Okay kids. San Diego Comic Con International is no joke. Eat your wheaties, bulk up on protein, sleep, take your vitamins and drink your water every morning (and throughout the day) of this convention. Do what you have to do to KEEP YOUR HP UP! In order to be a good sales person, to network and to greet your friends with a cheerful face, you have to feel healthy inside-out. It’s easy to get distracted by all the noise, toys. comics, and people to the point where you forget to eat until 5 p.m. (Cory, I’m looking at you.) But nothing is worse than feeling like 10% when you’re at the biggest event of the year. Take it from me. I’m grateful to having such an awesome team that they were able to prop me up when I was a shell of myself last week.

A little background story! So, I’m an insoniac with anemia and sensitivity to certain foods (e.g., dairy & wheat a.k.a the Queen of all Convention Foods: PIZZA.) Combine a lack of iron with foods I’m mildly allergic to you get a weak zombie with stomach cramps. I came prepared with water & protein & fruit bars, but when faced with the temptation that is PIZZA, I couldn’t resist. (Admit it, you wouldn’t be able to either. Don’t judge.) Oh, and also, I didn’t get any sleep Friday night. I tried my hardest but ended up being awake all night.

Annnyhow, come Saturday, I was a growly, whiny, sweaty, achy mess which resulted in me taking my latex covered self to the car for a nap in the middle of the day. (Which was no easy feat since San Diego this year was in the middle of an incredible heat-wave. Oh, the things I do for the love of cosplay…)

That’s not to say that this year didn’t have its highlights. I had a BLAST around the hazy parts. But I know I’ve had better, healthier years. If I could do it all again, I would have a water cooler under that table and perhaps a USB powered fan and maybe a ton of veggies — I don’t know. (Did anyone else notice that the exhibit hall was hotter than usual?)

Bottom line. Eat well, rest well. Next year, I guarantee to have my body be on its A game.


HEARTBURN ALERT (but so worth it?) – Baja Betty’s was a great place for a work meeting which is what team Dark Productions did Saturday night (sans Leen because she was out hosting a party). This, ladies and gents, is a burrito filled with lobster.

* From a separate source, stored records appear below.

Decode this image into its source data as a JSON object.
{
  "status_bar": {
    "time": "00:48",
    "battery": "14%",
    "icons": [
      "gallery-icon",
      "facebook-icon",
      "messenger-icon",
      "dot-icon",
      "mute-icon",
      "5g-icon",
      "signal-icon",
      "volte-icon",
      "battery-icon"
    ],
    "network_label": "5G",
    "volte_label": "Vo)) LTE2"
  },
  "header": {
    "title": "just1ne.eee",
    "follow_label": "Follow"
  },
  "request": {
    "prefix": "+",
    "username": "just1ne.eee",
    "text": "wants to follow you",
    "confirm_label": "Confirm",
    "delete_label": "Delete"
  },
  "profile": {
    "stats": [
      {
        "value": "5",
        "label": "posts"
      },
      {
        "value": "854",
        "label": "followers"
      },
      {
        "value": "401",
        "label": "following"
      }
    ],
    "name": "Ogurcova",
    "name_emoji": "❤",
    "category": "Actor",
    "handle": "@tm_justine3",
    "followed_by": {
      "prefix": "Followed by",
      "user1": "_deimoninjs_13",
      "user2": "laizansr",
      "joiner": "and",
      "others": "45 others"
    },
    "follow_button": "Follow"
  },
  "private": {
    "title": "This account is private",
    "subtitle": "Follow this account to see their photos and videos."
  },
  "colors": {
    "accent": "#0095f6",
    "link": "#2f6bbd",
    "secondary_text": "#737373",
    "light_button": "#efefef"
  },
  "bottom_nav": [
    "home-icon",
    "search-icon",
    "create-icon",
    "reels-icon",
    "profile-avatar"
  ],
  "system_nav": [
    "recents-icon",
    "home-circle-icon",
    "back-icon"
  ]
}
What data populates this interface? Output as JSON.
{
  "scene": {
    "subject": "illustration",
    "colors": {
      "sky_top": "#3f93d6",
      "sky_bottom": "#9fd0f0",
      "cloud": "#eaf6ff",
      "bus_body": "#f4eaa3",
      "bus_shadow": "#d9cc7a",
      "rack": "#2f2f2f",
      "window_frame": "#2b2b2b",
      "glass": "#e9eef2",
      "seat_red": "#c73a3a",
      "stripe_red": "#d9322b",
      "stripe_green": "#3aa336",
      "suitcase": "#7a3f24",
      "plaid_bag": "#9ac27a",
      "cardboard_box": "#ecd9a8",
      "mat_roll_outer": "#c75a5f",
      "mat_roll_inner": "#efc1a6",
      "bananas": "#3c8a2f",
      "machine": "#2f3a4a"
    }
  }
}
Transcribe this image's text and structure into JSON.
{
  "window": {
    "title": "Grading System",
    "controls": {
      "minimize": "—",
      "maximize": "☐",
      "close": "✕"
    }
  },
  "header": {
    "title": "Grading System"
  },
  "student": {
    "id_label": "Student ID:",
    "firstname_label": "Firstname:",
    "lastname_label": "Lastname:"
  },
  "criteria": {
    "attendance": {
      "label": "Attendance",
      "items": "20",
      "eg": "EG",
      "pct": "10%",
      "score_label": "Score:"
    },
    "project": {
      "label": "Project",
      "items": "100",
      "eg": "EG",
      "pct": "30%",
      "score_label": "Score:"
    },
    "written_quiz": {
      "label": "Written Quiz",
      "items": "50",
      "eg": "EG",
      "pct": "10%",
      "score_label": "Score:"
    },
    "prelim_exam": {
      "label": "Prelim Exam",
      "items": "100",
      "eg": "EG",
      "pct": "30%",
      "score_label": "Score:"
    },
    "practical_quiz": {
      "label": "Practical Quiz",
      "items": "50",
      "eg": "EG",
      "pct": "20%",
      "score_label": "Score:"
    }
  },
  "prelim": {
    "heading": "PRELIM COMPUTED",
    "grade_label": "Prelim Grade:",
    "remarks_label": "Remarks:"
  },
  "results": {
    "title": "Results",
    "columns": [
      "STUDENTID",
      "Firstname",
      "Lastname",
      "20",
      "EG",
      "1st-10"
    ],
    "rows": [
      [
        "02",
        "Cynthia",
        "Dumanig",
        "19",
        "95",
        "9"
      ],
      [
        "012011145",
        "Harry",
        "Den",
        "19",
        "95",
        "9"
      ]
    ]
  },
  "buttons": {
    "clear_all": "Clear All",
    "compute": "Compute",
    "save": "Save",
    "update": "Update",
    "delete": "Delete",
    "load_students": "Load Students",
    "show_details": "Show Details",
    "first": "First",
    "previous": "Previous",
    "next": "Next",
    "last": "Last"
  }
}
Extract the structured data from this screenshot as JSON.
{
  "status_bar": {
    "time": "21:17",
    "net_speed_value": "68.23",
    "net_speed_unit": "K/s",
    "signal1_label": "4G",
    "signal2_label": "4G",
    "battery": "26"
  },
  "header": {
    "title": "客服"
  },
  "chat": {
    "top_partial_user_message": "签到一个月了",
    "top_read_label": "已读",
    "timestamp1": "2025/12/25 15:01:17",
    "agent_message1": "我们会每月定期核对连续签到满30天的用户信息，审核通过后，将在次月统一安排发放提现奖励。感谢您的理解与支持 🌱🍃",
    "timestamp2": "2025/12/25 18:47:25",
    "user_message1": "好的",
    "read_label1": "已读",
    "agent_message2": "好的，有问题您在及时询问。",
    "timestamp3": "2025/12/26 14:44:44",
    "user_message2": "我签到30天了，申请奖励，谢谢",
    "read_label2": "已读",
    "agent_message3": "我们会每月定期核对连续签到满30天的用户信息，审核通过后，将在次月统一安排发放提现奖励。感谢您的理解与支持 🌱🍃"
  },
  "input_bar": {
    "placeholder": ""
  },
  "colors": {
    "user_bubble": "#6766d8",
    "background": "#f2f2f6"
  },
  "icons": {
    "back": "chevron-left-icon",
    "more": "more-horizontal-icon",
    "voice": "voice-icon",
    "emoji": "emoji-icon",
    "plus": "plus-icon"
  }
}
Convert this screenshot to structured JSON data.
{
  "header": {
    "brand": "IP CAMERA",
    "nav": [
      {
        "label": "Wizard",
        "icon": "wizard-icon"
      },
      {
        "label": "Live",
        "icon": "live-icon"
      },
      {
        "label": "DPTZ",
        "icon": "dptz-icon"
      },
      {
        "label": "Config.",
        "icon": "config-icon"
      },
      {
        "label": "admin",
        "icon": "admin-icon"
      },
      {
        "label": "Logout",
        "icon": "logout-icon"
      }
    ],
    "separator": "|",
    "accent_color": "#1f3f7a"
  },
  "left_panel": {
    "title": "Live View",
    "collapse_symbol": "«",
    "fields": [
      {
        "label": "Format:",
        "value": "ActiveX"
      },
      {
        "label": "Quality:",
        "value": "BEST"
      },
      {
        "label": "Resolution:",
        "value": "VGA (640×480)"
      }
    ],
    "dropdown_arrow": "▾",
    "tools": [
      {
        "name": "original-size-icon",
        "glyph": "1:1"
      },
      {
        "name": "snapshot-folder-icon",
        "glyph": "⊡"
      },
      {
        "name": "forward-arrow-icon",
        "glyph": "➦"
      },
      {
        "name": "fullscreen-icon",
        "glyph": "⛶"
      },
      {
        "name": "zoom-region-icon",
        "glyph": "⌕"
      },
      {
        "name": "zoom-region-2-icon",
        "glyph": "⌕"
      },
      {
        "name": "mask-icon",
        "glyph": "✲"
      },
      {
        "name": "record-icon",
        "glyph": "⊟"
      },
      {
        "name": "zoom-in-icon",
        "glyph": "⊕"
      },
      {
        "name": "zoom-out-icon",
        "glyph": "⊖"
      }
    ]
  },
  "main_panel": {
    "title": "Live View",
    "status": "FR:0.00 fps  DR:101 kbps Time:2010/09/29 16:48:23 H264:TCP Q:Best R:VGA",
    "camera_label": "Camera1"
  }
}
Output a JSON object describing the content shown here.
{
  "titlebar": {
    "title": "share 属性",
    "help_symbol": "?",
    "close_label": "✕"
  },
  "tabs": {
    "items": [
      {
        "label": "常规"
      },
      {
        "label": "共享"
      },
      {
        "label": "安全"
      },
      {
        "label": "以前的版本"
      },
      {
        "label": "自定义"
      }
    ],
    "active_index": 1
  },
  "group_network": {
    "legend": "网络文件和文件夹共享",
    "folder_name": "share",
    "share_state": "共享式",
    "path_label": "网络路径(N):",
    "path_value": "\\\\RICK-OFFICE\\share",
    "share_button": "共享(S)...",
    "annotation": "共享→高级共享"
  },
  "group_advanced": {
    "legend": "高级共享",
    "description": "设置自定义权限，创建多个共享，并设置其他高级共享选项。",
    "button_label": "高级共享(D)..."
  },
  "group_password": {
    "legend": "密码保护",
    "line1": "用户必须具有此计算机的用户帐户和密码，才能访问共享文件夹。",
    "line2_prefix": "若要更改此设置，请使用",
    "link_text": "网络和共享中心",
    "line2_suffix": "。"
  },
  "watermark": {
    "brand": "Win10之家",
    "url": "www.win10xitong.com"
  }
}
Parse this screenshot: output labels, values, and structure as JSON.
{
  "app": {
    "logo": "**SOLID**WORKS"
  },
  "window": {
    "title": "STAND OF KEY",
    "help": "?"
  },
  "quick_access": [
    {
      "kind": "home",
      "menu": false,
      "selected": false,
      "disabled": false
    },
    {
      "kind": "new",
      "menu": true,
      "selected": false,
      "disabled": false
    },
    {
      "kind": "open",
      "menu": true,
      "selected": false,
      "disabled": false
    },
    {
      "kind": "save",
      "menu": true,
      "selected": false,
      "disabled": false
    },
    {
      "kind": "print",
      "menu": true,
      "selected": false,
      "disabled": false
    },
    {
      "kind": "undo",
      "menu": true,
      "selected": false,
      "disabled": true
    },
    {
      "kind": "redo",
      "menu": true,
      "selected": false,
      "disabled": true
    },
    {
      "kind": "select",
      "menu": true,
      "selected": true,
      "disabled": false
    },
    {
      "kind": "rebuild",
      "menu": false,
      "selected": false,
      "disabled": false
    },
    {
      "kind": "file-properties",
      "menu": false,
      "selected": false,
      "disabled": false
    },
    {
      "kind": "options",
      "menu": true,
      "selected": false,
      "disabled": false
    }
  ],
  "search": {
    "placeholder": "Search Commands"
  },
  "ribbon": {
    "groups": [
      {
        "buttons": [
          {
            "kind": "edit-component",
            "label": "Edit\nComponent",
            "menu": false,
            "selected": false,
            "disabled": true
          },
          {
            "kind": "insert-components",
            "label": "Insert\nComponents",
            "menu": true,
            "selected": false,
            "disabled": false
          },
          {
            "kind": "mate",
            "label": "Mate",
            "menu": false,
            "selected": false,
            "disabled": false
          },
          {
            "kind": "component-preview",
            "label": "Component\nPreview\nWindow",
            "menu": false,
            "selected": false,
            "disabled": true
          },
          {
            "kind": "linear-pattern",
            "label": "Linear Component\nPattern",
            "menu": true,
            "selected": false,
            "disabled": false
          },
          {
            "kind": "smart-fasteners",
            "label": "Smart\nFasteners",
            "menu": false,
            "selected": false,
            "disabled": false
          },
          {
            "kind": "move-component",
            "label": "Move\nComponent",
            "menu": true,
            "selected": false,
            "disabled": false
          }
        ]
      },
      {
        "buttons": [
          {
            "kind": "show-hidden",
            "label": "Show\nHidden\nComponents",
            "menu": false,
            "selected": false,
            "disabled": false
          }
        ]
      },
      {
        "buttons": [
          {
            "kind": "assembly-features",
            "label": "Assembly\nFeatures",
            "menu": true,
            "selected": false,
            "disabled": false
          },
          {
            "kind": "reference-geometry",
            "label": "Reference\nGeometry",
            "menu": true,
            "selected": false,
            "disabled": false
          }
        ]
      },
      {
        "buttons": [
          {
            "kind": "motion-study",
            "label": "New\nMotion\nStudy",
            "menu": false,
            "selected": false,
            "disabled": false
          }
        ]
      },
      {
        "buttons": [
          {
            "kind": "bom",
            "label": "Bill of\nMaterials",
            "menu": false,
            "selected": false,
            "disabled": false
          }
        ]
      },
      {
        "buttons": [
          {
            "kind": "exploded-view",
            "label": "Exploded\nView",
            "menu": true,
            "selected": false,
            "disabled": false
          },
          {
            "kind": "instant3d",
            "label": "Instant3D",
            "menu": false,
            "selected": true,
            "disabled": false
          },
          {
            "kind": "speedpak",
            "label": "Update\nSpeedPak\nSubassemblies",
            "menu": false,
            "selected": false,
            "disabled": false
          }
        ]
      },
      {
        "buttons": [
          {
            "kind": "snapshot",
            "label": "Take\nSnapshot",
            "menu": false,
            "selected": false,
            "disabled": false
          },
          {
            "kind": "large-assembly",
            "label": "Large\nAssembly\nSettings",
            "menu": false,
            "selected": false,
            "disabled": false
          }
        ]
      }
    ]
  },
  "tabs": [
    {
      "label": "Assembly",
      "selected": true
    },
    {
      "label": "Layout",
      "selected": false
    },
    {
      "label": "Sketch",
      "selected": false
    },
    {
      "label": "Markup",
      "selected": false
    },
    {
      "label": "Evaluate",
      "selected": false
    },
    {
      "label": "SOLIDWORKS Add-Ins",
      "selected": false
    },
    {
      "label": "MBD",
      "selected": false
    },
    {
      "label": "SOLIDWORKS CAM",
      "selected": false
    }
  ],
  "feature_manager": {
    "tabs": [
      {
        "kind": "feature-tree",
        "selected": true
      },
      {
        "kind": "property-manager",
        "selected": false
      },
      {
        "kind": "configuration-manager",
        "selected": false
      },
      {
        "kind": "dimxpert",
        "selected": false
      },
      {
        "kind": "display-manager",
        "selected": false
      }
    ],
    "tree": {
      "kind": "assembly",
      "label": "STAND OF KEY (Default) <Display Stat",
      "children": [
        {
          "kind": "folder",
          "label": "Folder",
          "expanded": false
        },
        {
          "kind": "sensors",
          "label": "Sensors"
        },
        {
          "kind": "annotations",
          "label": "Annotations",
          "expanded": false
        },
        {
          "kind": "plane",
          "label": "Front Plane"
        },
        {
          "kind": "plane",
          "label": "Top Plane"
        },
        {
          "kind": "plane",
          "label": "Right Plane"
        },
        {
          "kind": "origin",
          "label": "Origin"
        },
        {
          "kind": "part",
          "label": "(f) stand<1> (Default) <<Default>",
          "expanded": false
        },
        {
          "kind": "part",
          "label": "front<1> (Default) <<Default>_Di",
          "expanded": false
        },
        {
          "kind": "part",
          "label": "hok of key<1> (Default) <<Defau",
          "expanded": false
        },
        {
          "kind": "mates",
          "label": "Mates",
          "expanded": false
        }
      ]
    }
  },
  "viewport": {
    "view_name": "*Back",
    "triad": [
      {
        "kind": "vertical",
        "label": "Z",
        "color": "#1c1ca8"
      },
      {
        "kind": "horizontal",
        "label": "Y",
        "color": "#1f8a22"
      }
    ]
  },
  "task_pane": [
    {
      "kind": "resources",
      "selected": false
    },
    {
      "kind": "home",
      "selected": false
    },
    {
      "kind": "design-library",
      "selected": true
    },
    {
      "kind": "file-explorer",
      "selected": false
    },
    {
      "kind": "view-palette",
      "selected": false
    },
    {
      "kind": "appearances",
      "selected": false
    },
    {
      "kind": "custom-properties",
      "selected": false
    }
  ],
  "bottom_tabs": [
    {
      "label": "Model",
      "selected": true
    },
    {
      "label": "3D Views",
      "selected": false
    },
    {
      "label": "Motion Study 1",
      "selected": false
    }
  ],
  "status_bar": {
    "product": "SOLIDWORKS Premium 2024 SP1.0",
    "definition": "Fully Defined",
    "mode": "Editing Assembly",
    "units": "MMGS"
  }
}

Sometimes you have to treat yourself to a male-forearm sized burrito after a long day of work and walking. Leen does not condone this much bean and cheese in your diet, but you know… it’s once a year.